The New York Times had a great piece yesterday by Louise Story, titled To Aim Ads, Web is Keeping a Closer Eye on You. The piece enumerates data collection points: opportunities for internet companies to collect data on users -- data that might enable better ad targeting. The piece comes out with some eye-popping numbers, such as: Yahoo collects data on each user 2520 times a month, on average!
Now, that's a very interesting statistic, and this piece makes a great contribution by putting for the first time a tangible measure on data collection. Let's take a closer look at the methodology, outlined in a post by Story on the NYTimes blog Bits. The methodology was jointly developed with ComScore. At the highest level, many web companies operate their own web properties in addition to an ad network that serves ads on third-party sites, so let's first look at just the owned-and-operated properties. Here's the salient bit:
The comScore study tallied five types of “data collection events” on the Internet for 15 large media companies. Four of these events are actions that occur on the sites the media companies run: Pages displayed, search queries entered, videos played, and advertising displayed. Each time one of those four things occurs, there is a conversation between the user’s computer and the server of the company that owns the site or serves the ad. The fifth area that comScore looked at was ads served on pages anywhere on the Web by advertising networks owned by the media companies.
By this metric, the number of data collection points per person per month at Yahoo is 699 (the difference between this number and the previous 2520 number is to Yahoo's off-site ad serving on its ad network). There are a few problems with this analysis:
- It assigns the same value to every data collection event.
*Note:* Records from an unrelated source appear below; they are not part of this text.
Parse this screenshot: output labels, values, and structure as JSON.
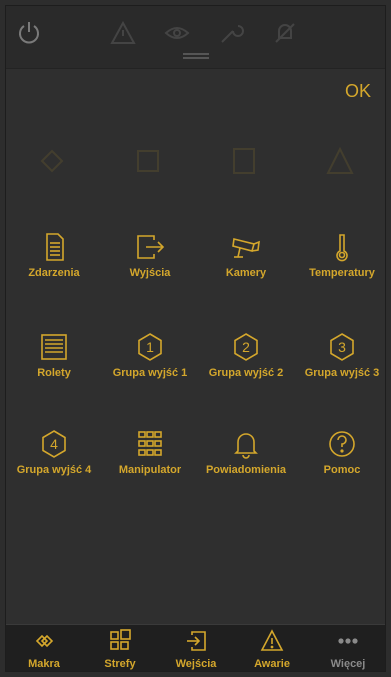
{
  "header": {
    "ok_label": "OK"
  },
  "grid": [
    {
      "label": "Zdarzenia",
      "icon": "document-icon"
    },
    {
      "label": "Wyjścia",
      "icon": "exit-arrow-icon"
    },
    {
      "label": "Kamery",
      "icon": "camera-icon"
    },
    {
      "label": "Temperatury",
      "icon": "thermometer-icon"
    },
    {
      "label": "Rolety",
      "icon": "blinds-icon"
    },
    {
      "label": "Grupa wyjść 1",
      "icon": "hexagon-1-icon"
    },
    {
      "label": "Grupa wyjść 2",
      "icon": "hexagon-2-icon"
    },
    {
      "label": "Grupa wyjść 3",
      "icon": "hexagon-3-icon"
    },
    {
      "label": "Grupa wyjść 4",
      "icon": "hexagon-4-icon"
    },
    {
      "label": "Manipulator",
      "icon": "keypad-icon"
    },
    {
      "label": "Powiadomienia",
      "icon": "bell-icon"
    },
    {
      "label": "Pomoc",
      "icon": "help-icon"
    }
  ],
  "hex_digits": [
    "1",
    "2",
    "3",
    "4"
  ],
  "tabs": [
    {
      "label": "Makra",
      "icon": "macro-icon"
    },
    {
      "label": "Strefy",
      "icon": "zones-icon"
    },
    {
      "label": "Wejścia",
      "icon": "entry-icon"
    },
    {
      "label": "Awarie",
      "icon": "warning-icon"
    },
    {
      "label": "Więcej",
      "icon": "more-icon"
    }
  ],
  "colors": {
    "accent": "#d4a72c",
    "background": "#2f2f2f",
    "tabbar": "#1f1f1f"
  }
}
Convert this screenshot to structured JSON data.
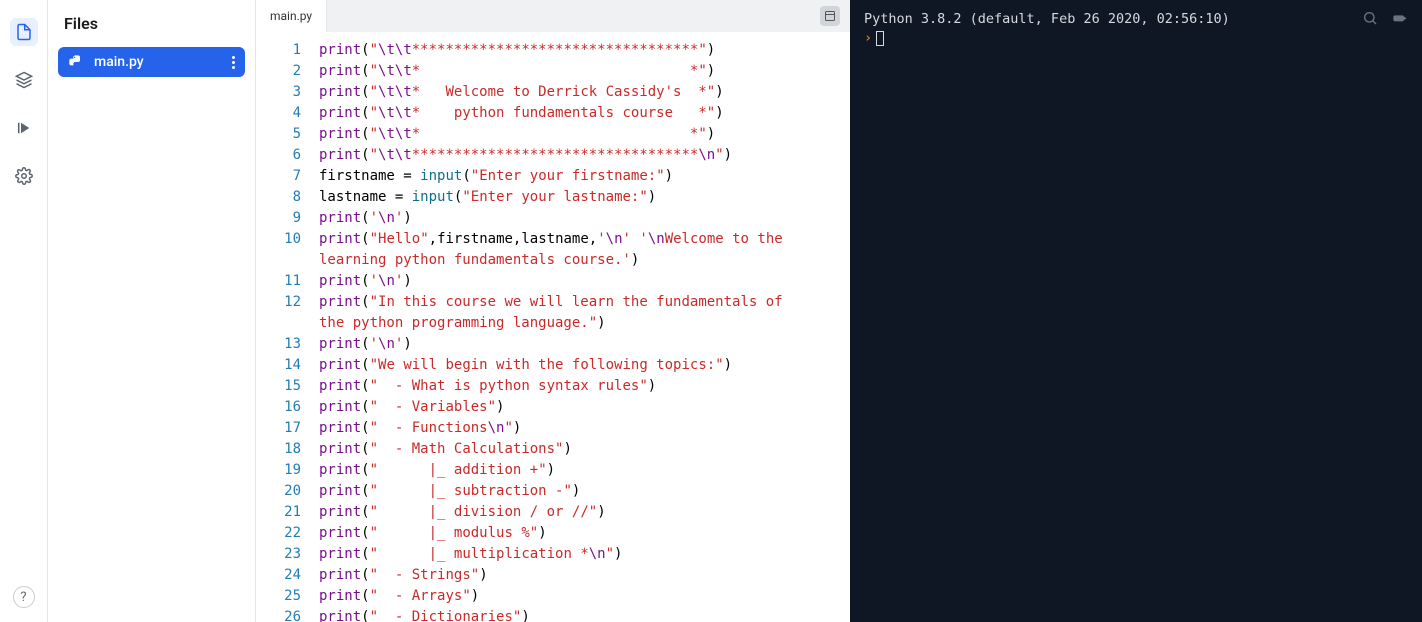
{
  "iconbar": {
    "items": [
      "files",
      "packages",
      "run",
      "settings"
    ]
  },
  "sidebar": {
    "title": "Files",
    "file": {
      "name": "main.py"
    }
  },
  "tab": {
    "label": "main.py"
  },
  "code": {
    "lines": [
      {
        "n": 1,
        "t": "print",
        "s": "\"\\t\\t**********************************\"",
        "post": ""
      },
      {
        "n": 2,
        "t": "print",
        "s": "\"\\t\\t*                                *\"",
        "post": ""
      },
      {
        "n": 3,
        "t": "print",
        "s": "\"\\t\\t*   Welcome to Derrick Cassidy's  *\"",
        "post": ""
      },
      {
        "n": 4,
        "t": "print",
        "s": "\"\\t\\t*    python fundamentals course   *\"",
        "post": ""
      },
      {
        "n": 5,
        "t": "print",
        "s": "\"\\t\\t*                                *\"",
        "post": ""
      },
      {
        "n": 6,
        "t": "print",
        "s": "\"\\t\\t**********************************\\n\"",
        "post": ""
      },
      {
        "n": 7,
        "assign": "firstname",
        "t": "input",
        "s": "\"Enter your firstname:\""
      },
      {
        "n": 8,
        "assign": "lastname",
        "t": "input",
        "s": "\"Enter your lastname:\""
      },
      {
        "n": 9,
        "t": "print",
        "sq": "'\\n'"
      },
      {
        "n": 10,
        "raw10": true
      },
      {
        "n": 0,
        "cont10": true
      },
      {
        "n": 11,
        "t": "print",
        "sq": "'\\n'"
      },
      {
        "n": 12,
        "raw12": true
      },
      {
        "n": 0,
        "cont12": true
      },
      {
        "n": 13,
        "t": "print",
        "sq": "'\\n'"
      },
      {
        "n": 14,
        "t": "print",
        "s": "\"We will begin with the following topics:\""
      },
      {
        "n": 15,
        "t": "print",
        "s": "\"  - What is python syntax rules\""
      },
      {
        "n": 16,
        "t": "print",
        "s": "\"  - Variables\""
      },
      {
        "n": 17,
        "t": "print",
        "s": "\"  - Functions\\n\""
      },
      {
        "n": 18,
        "t": "print",
        "s": "\"  - Math Calculations\""
      },
      {
        "n": 19,
        "t": "print",
        "s": "\"      |_ addition +\""
      },
      {
        "n": 20,
        "t": "print",
        "s": "\"      |_ subtraction -\""
      },
      {
        "n": 21,
        "t": "print",
        "s": "\"      |_ division / or //\""
      },
      {
        "n": 22,
        "t": "print",
        "s": "\"      |_ modulus %\""
      },
      {
        "n": 23,
        "t": "print",
        "s": "\"      |_ multiplication *\\n\""
      },
      {
        "n": 24,
        "t": "print",
        "s": "\"  - Strings\""
      },
      {
        "n": 25,
        "t": "print",
        "s": "\"  - Arrays\""
      },
      {
        "n": 26,
        "t": "print",
        "s": "\"  - Dictionaries\""
      }
    ],
    "line10a": "\"Hello\"",
    "line10b": "'\\n'",
    "line10c": "'\\nWelcome to the ",
    "line10d": "learning python fundamentals course.'",
    "line12a": "\"In this course we will learn the fundamentals of ",
    "line12b": "the python programming language.\""
  },
  "console": {
    "header": "Python 3.8.2 (default, Feb 26 2020, 02:56:10)",
    "prompt": ">"
  }
}
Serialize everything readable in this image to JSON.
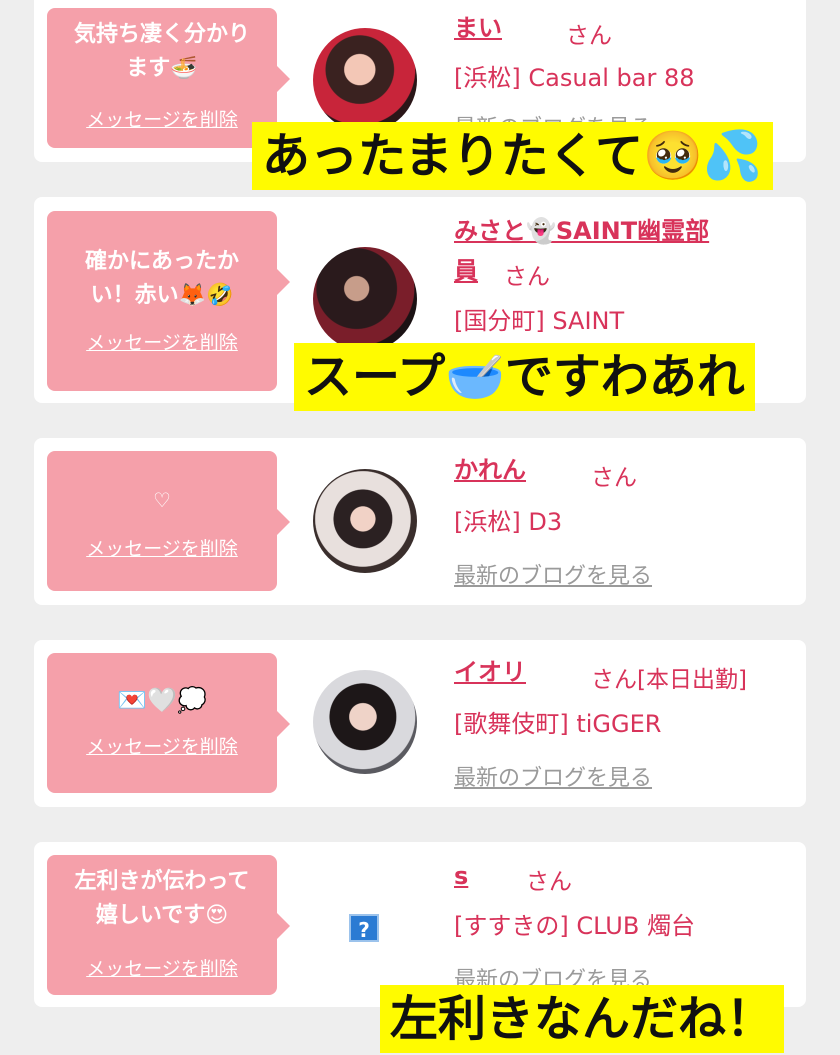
{
  "delete_label": "メッセージを削除",
  "honorific": "さん",
  "blog_label": "最新のブログを見る",
  "cards": [
    {
      "message": "気持ち凄く分かり\nます🍜",
      "name": "まい",
      "name_extra": "",
      "shop": "[浜松] Casual bar 88",
      "overlay": "あったまりたくて🥹💦"
    },
    {
      "message": "確かにあったか\nい！赤い🦊🤣",
      "name_line1": "みさと👻SAINT幽霊部",
      "name_line2": "員",
      "shop": "[国分町] SAINT",
      "overlay": "スープ🥣ですわあれ"
    },
    {
      "message": "♡",
      "name": "かれん",
      "name_extra": "",
      "shop": "[浜松] D3"
    },
    {
      "message": "💌🤍💭",
      "name": "イオリ",
      "name_extra": "[本日出勤]",
      "shop": "[歌舞伎町] tiGGER"
    },
    {
      "message": "左利きが伝わって\n嬉しいです😍",
      "name": "s",
      "name_extra": "",
      "shop": "[すすきの] CLUB 燭台",
      "avatar_placeholder": "?",
      "overlay": "左利きなんだね！"
    }
  ],
  "colors": {
    "accent": "#d8335a",
    "bubble": "#f5a0aa",
    "caption_bg": "#fffb00"
  }
}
Search events reveal way more intent than content page impressions, so that's certainly not accurate. However, let's leave this issue aside for the moment, and assume we are just enumerating data collection events, not actually measuring their value. More on that in a later post.
- There is some doublecounting going on here. Advertising is displayed on pages, so counting both the page view and the ad impressions on it as unique data collection events is not accurate. In fact, the data collected based on the page view is often used to target the ad impression. There is sometimes additional information from ads, but only when ads are actually clicked -- but since clickthroughs on display ads are very low (in the 0.1% range), we can safely ignore that additional information, given the gross approximations we are making in this analysis.
- Finally, the same problem as in (2) applies to ads served by the ad networks on third-party sites, except it's probably even worse. Each page on average has 2-3 ad units. So, the ads-served might be overcounting actual page view events by a factor of 2-3.
If we recalculate the numbers after making the adjustments required by (2) and (3), it appears we will end up with numbers that are a factor of 2 to 3 (or even more) smaller than the comScore/NYTimes estimates. Also, the reduction will be larger for Yahoo and AOL/Ad.com than for Google, because Google serevs many fewer display ads and is less affected by adjustment (2) -- although adjustment (3) is still applicable since content ages often have more than 1 adsense unit.
I would love to hear more from comScore and Louise Story about their methodology and whether I missed something in my analysis here.